Start of SUPPLIED MATERIAL

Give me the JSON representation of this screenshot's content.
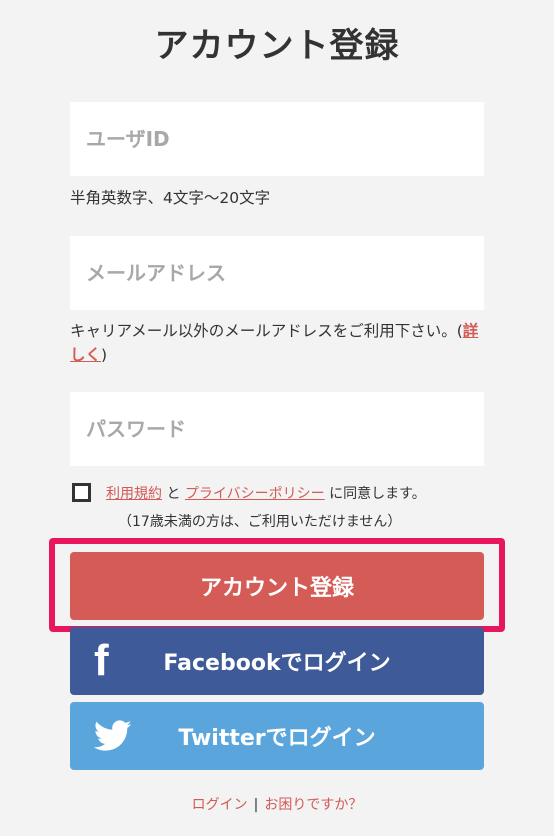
{
  "page": {
    "title": "アカウント登録"
  },
  "form": {
    "userid_placeholder": "ユーザID",
    "userid_hint": "半角英数字、4文字〜20文字",
    "email_placeholder": "メールアドレス",
    "email_hint_prefix": "キャリアメール以外のメールアドレスをご利用下さい。(",
    "email_hint_link": "詳しく",
    "email_hint_suffix": ")",
    "password_placeholder": "パスワード",
    "terms_link": "利用規約",
    "and_text": " と ",
    "privacy_link": "プライバシーポリシー",
    "agree_suffix": " に同意します。",
    "agree_note": "（17歳未満の方は、ご利用いただけません）"
  },
  "buttons": {
    "register": "アカウント登録",
    "facebook": "Facebookでログイン",
    "twitter": "Twitterでログイン"
  },
  "footer": {
    "login": "ログイン",
    "separator": "|",
    "help": "お困りですか？"
  },
  "colors": {
    "register": "#d55b56",
    "facebook": "#3f5a98",
    "twitter": "#5aa6dc",
    "highlight": "#e8175d",
    "link": "#d35a55"
  }
}
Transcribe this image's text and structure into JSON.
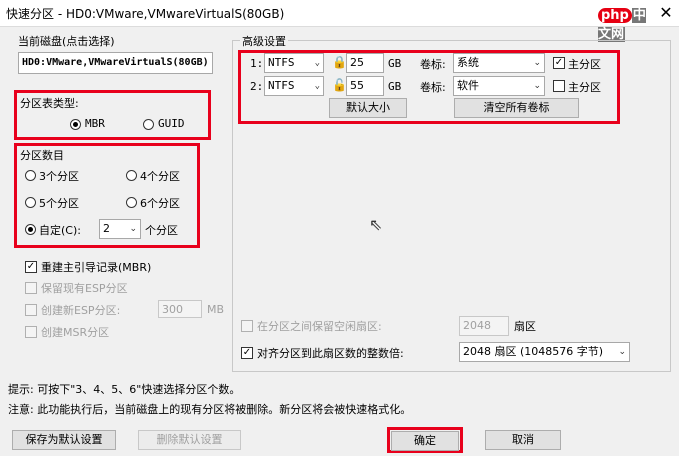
{
  "window": {
    "title": "快速分区 - HD0:VMware,VMwareVirtualS(80GB)",
    "close": "✕",
    "watermark_a": "php",
    "watermark_b": "中文网"
  },
  "left": {
    "disk_group_label": "当前磁盘(点击选择)",
    "disk_value": "HD0:VMware,VMwareVirtualS(80GB)",
    "table_type_label": "分区表类型:",
    "mbr": "MBR",
    "guid": "GUID",
    "count_label": "分区数目",
    "r3": "3个分区",
    "r4": "4个分区",
    "r5": "5个分区",
    "r6": "6个分区",
    "custom": "自定(C):",
    "custom_value": "2",
    "custom_unit": "个分区",
    "rebuild_mbr": "重建主引导记录(MBR)",
    "keep_esp": "保留现有ESP分区",
    "create_esp": "创建新ESP分区:",
    "esp_size": "300",
    "esp_unit": "MB",
    "create_msr": "创建MSR分区"
  },
  "right": {
    "group_label": "高级设置",
    "rows": [
      {
        "index": "1:",
        "fs": "NTFS",
        "size": "25",
        "unit": "GB",
        "vol_label": "卷标:",
        "vol": "系统",
        "primary": "主分区",
        "primary_checked": true
      },
      {
        "index": "2:",
        "fs": "NTFS",
        "size": "55",
        "unit": "GB",
        "vol_label": "卷标:",
        "vol": "软件",
        "primary": "主分区",
        "primary_checked": false
      }
    ],
    "default_size_btn": "默认大小",
    "clear_labels_btn": "清空所有卷标",
    "reserve_label": "在分区之间保留空闲扇区:",
    "reserve_value": "2048",
    "reserve_unit": "扇区",
    "align_label": "对齐分区到此扇区数的整数倍:",
    "align_value": "2048 扇区 (1048576 字节)"
  },
  "footer": {
    "tip": "提示: 可按下\"3、4、5、6\"快速选择分区个数。",
    "note": "注意: 此功能执行后，当前磁盘上的现有分区将被删除。新分区将会被快速格式化。",
    "save_default": "保存为默认设置",
    "delete_default": "删除默认设置",
    "ok": "确定",
    "cancel": "取消"
  },
  "colors": {
    "highlight": "#e8001c",
    "background": "#f0f0f0"
  }
}
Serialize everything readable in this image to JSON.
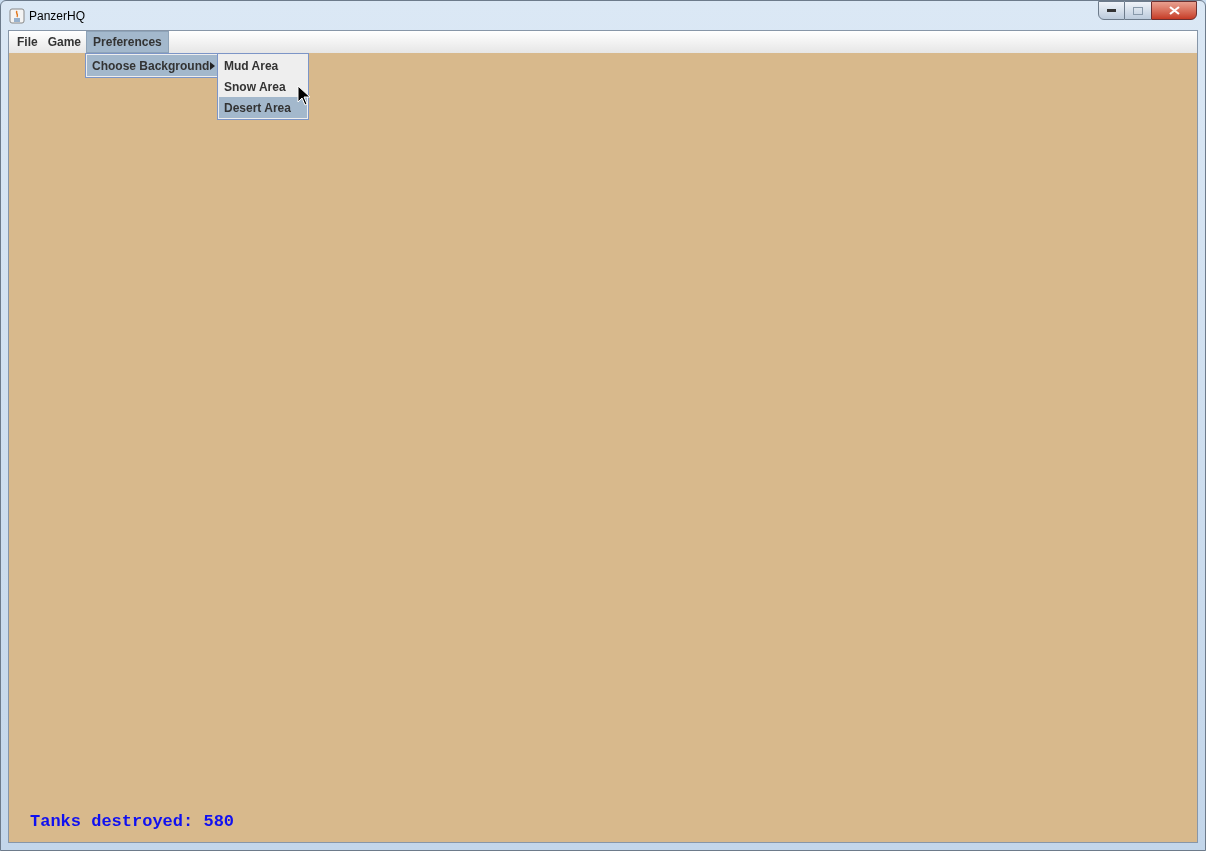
{
  "window": {
    "title": "PanzerHQ"
  },
  "menu_bar": [
    {
      "label": "File",
      "selected": false
    },
    {
      "label": "Game",
      "selected": false
    },
    {
      "label": "Preferences",
      "selected": true
    }
  ],
  "dropdown": {
    "items": [
      {
        "label": "Choose Background",
        "selected": true,
        "submenu": true
      }
    ]
  },
  "submenu": {
    "items": [
      {
        "label": "Mud Area",
        "selected": false
      },
      {
        "label": "Snow Area",
        "selected": false
      },
      {
        "label": "Desert Area",
        "selected": true
      }
    ]
  },
  "score": "Tanks destroyed: 580"
}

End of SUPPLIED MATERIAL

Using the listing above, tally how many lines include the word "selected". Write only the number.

## OUTPUT FOR THIS EXERCISE
7